Presenting or speaking to an audience regularly tops the list in surveys of peoples’ top fears – more than heights, flying or even dying! So, you are not alone if the thought of speaking in public scares you. On the contrary, almost everyone feels fearful of presenting and public speaking to one degree or another.

Leaders are regularly required to give presentations and speak at events. Indeed, inspiring the troops, presenting their vision and being the front figure for the organisation are key parts of a leader’s role.

Can you recall events where you observed an otherwise confident, competent leader step up to a podium and then proceed to give a presentation where they

  1. Read up from a prepared sheet in a monotone voice, occasionally looking up, but losing the audience’s attention rapidly (and few can recall anything that they said)
  2. Try to recall their speech word by word, so it comes across as an exercise in recalling every word, rather than engaging with an audience
  3. Focus on presenting data, rather than making the data tell stories and come alive for the audience
  4. Present too much, which results in information overload, and the speaker rushing to get through all the slides
  5. Are too safe and predictable, coming across as boring
  6. Speak with low energy, in effect draining the room for energy, on what should otherwise have been a rousing and inspiring day
  7. Come across as too formal and “stiff” – appearing to be taking on another persona?
  8. Clearly want to get it over with quickly (and so do you!) – so they rush it
  9. Haven’t prepared enough or practised enough, so it comes across as sloppy
  10. Are handling questions defensively or aggressively as they feel on pressure and exposed in front of the audience
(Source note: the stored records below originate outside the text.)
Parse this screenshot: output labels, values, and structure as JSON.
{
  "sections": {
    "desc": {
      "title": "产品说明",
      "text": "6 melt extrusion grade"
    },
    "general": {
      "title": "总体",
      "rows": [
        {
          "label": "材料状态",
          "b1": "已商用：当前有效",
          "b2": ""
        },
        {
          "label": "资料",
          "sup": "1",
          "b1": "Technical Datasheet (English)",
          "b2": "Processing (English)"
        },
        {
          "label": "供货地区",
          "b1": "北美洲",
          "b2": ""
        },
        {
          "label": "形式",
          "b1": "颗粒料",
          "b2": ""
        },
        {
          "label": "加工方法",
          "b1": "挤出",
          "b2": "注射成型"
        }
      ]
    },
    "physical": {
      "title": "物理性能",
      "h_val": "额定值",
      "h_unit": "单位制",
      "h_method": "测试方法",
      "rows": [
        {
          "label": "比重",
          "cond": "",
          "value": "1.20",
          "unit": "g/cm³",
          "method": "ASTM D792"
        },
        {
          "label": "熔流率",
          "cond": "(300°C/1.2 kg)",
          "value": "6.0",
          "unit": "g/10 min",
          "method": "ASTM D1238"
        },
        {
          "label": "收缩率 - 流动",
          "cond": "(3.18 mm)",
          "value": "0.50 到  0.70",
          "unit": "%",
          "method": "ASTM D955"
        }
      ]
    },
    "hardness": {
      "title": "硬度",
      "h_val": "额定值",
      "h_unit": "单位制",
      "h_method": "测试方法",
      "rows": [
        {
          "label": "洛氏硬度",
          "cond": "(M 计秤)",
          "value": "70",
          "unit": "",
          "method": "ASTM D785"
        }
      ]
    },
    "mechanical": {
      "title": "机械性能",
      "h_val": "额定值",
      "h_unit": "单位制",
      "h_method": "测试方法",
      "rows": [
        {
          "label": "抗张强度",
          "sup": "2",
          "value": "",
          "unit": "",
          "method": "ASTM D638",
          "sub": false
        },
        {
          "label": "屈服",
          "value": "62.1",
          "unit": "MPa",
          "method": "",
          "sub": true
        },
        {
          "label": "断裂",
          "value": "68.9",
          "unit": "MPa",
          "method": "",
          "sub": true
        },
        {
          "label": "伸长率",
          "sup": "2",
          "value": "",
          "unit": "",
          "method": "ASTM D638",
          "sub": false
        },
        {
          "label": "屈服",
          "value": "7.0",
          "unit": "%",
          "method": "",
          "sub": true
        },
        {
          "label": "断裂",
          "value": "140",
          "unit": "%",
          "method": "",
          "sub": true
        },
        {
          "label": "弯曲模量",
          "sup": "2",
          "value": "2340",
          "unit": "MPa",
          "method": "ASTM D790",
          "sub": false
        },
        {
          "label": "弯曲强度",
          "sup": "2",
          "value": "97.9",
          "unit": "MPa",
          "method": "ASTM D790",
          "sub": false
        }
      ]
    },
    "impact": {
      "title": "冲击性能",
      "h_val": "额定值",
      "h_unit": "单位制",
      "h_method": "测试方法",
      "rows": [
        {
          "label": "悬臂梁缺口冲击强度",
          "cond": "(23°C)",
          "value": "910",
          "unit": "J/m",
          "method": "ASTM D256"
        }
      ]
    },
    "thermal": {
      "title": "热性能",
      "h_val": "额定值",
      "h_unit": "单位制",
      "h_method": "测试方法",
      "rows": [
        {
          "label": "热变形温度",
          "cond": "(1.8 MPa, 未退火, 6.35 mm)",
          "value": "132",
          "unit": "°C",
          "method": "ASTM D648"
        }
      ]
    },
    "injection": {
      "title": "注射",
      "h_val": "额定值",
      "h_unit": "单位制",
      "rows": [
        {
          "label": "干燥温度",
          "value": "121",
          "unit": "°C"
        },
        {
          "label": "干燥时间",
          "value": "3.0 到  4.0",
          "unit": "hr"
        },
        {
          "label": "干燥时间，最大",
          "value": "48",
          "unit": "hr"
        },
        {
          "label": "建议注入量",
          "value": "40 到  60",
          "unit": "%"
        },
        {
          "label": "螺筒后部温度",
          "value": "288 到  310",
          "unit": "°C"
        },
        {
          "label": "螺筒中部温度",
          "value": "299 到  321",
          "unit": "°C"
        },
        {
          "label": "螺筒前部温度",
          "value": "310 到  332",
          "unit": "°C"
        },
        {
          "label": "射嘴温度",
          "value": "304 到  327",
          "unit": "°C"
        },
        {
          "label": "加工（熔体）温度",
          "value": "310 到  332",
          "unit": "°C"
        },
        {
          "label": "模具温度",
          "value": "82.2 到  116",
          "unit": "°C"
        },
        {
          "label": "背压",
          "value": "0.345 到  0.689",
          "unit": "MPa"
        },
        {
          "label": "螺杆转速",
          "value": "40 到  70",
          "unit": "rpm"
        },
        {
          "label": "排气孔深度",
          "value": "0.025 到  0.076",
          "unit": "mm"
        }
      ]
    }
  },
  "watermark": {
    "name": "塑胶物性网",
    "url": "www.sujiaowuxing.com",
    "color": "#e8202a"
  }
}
The result is that often the speeches and presentations become the low-point of the event rather than the highlight.

Get challenge and expert input

Rhodes can provide executive coaches who regularly help senior executives prepare for speaking at important events, be it large employee events, shareholder meetings, customer presentations or conferences.

It is rarely the leader’s knowledge about the subject matter that is the issue. No, the key areas we typically help with include:

  • Bringing clarity to what the speaker wants to achieve with the speech and what they want the audience to remember, feel and do on the back of the speech
  • Distilling and reducing the content down to the few key messages that really matters
  • Preparing how to get the audience engaged and ‘buying into’ the message
  • Critiquing the content, not because we know the subject matter better, but often because we don’t and have the courage to ask “What do you mean by …?” or “What makes that important to the audience?”
  • Rehearsing, giving feedback and refining content and delivery
  • Help the speaker manage their fears and self-doubts

Making it look effortless

Some speakers make it look effortless, but don’t be fooled, they will often have spent days or weeks preparing, rehearsing and fine tuning.

Big corporate events are usually large investments, both in money and time. Getting professional help to prepare the leaders so they can deliver their speeches and presentations with confidence and high impact is a comparatively small investment, but can turn the dreaded speeches into the highlight of the event for both the speaker and the audience.

Rhodes can also provide a wide variety of “Key Note” speakers for your corporate event.